WORK INSTRUCTION: Every line in the listing below that holds the word "needs" should be returned.

DATA PROVIDED:

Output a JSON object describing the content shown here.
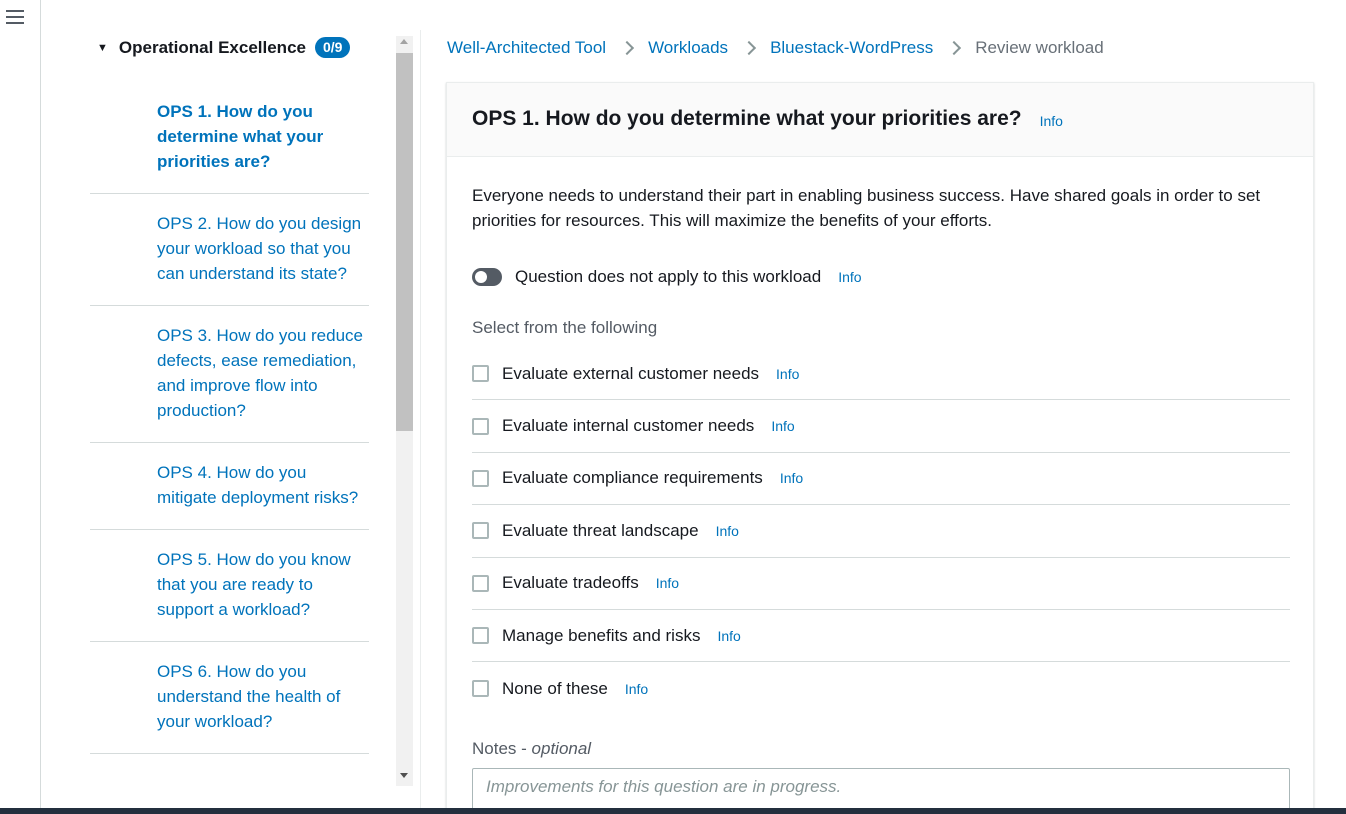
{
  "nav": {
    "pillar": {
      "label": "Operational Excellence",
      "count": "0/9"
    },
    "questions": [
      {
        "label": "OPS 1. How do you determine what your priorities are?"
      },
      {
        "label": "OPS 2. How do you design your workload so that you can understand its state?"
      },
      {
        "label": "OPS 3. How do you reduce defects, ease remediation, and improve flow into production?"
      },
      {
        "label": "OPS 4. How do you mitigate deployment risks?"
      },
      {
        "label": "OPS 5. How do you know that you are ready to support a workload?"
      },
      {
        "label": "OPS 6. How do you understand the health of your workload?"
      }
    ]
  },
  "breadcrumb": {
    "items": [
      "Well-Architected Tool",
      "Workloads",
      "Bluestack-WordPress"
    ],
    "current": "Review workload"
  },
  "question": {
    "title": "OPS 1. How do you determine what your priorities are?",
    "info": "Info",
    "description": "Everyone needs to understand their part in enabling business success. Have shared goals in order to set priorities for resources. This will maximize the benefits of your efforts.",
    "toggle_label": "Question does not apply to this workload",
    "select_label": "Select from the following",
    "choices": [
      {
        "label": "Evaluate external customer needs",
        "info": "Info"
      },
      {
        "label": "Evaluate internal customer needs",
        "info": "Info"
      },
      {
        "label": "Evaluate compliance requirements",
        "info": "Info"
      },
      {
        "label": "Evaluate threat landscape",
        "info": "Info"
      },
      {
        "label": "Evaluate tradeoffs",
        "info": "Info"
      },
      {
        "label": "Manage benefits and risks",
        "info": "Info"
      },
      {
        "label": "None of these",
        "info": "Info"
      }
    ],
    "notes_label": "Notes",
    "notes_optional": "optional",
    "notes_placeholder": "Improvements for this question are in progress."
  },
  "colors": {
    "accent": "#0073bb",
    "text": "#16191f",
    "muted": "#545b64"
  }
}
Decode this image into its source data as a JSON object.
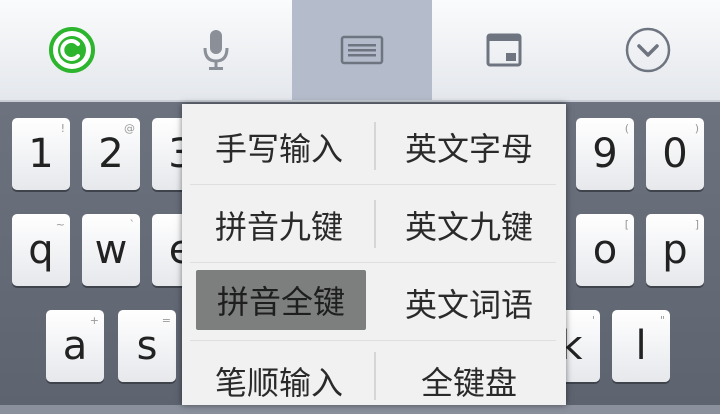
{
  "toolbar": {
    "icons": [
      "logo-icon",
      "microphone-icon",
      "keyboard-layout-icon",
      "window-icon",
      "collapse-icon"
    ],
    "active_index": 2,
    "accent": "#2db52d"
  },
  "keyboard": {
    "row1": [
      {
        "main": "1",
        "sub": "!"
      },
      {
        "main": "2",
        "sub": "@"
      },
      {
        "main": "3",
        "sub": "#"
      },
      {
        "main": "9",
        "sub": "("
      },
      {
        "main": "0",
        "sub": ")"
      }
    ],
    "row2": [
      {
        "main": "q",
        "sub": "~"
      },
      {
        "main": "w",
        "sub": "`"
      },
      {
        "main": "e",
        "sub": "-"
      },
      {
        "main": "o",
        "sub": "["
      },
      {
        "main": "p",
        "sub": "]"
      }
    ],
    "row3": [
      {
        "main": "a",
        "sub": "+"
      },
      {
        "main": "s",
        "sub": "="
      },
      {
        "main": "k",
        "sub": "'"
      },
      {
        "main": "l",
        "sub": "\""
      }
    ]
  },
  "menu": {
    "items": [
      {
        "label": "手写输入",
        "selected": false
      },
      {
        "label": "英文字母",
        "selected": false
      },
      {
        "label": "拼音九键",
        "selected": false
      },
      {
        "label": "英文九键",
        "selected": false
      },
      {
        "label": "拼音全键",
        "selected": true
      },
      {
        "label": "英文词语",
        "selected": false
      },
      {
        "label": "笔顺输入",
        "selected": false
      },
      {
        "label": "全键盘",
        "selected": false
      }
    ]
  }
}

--

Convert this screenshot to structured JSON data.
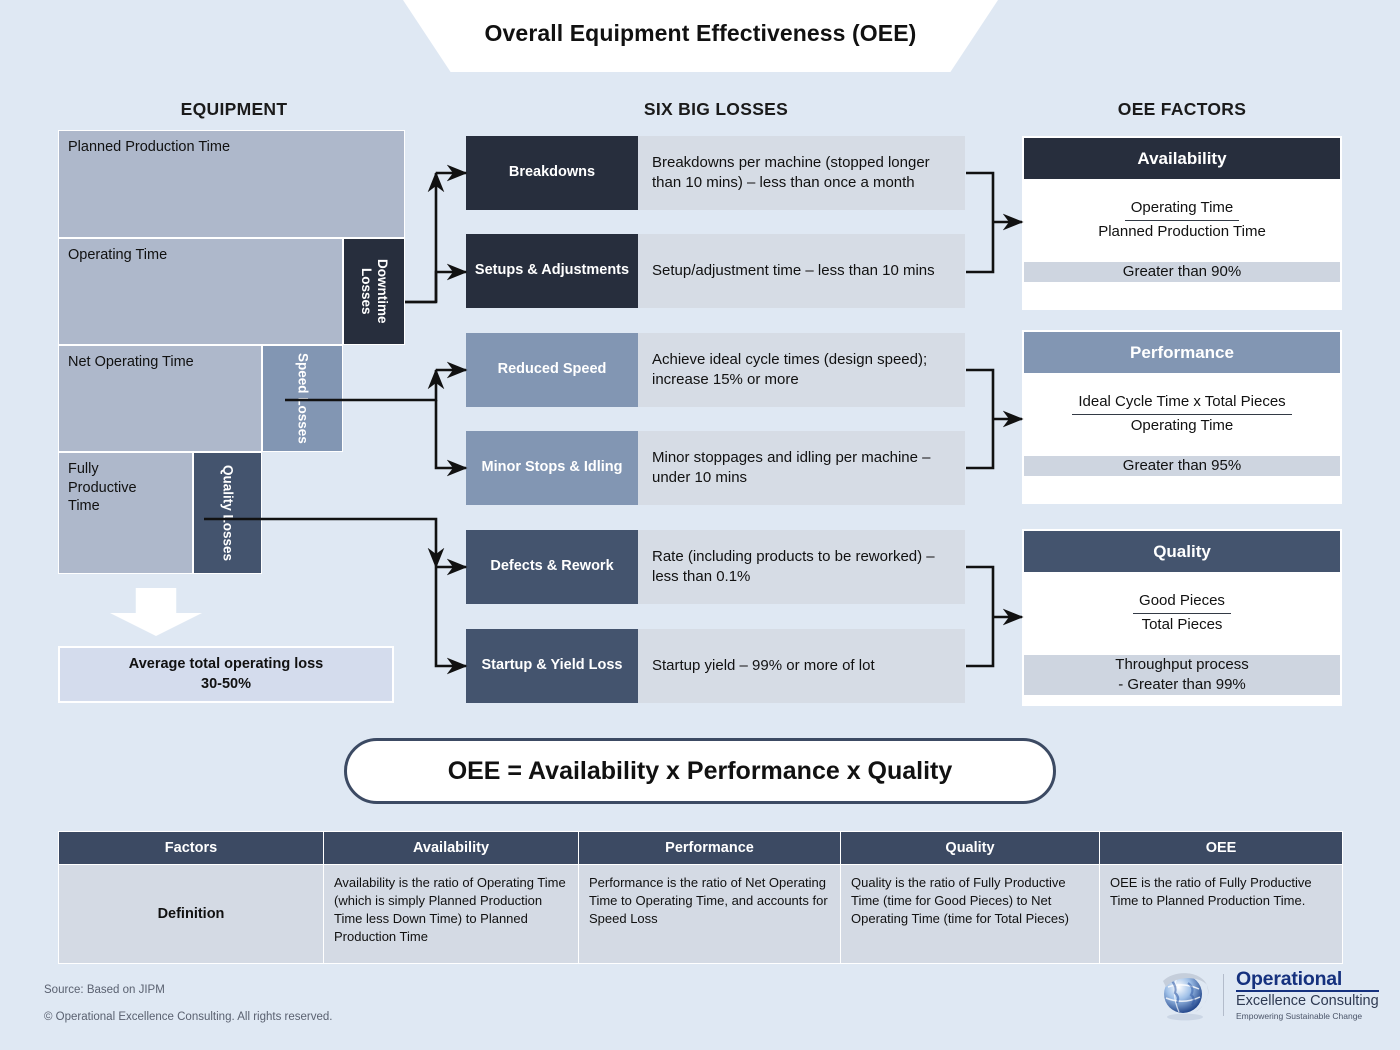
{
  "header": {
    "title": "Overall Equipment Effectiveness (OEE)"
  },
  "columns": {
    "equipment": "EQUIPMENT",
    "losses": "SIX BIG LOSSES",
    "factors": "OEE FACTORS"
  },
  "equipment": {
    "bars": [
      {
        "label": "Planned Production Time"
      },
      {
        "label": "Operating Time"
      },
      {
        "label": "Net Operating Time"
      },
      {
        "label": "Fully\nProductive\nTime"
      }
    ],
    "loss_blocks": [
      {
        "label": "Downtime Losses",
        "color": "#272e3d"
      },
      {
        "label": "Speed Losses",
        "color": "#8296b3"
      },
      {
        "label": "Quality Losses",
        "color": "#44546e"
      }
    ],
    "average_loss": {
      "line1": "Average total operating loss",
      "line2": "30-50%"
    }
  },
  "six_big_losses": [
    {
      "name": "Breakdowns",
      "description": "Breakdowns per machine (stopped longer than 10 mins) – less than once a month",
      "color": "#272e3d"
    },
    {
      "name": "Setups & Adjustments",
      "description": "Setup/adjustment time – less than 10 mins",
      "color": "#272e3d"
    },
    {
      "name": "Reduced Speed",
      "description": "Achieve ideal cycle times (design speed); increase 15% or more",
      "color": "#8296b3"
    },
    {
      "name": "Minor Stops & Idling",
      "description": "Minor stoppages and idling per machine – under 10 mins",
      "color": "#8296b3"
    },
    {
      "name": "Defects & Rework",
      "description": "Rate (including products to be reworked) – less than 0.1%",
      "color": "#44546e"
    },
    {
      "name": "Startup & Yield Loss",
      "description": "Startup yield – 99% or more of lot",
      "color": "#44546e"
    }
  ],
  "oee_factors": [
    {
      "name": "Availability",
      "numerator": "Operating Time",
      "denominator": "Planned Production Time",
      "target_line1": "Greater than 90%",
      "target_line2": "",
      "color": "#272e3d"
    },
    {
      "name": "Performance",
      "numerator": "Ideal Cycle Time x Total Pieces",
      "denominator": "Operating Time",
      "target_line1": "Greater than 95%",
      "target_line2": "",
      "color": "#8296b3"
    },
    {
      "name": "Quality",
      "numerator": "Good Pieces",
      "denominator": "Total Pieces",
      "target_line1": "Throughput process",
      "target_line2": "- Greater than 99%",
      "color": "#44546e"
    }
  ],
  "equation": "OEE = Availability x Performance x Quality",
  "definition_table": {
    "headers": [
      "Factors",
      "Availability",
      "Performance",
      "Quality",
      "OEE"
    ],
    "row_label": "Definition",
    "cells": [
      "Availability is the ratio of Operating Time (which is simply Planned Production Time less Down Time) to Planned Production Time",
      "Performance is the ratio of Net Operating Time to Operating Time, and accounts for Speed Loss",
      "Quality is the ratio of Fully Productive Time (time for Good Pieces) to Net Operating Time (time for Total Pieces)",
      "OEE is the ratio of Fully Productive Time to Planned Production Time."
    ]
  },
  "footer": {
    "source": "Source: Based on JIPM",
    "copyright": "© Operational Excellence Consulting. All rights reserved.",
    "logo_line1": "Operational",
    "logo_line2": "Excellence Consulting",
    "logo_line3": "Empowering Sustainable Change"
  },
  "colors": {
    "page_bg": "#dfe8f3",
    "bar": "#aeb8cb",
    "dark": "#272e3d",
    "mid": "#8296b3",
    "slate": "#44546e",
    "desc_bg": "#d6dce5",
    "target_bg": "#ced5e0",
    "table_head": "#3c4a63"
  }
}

TASK OUTPUT:
    "description": "Everyone needs to understand their part in enabling business success. Have shared goals in order to set priorities for resources. This will maximize the benefits of your efforts.",
        "label": "Evaluate external customer needs",
        "label": "Evaluate internal customer needs",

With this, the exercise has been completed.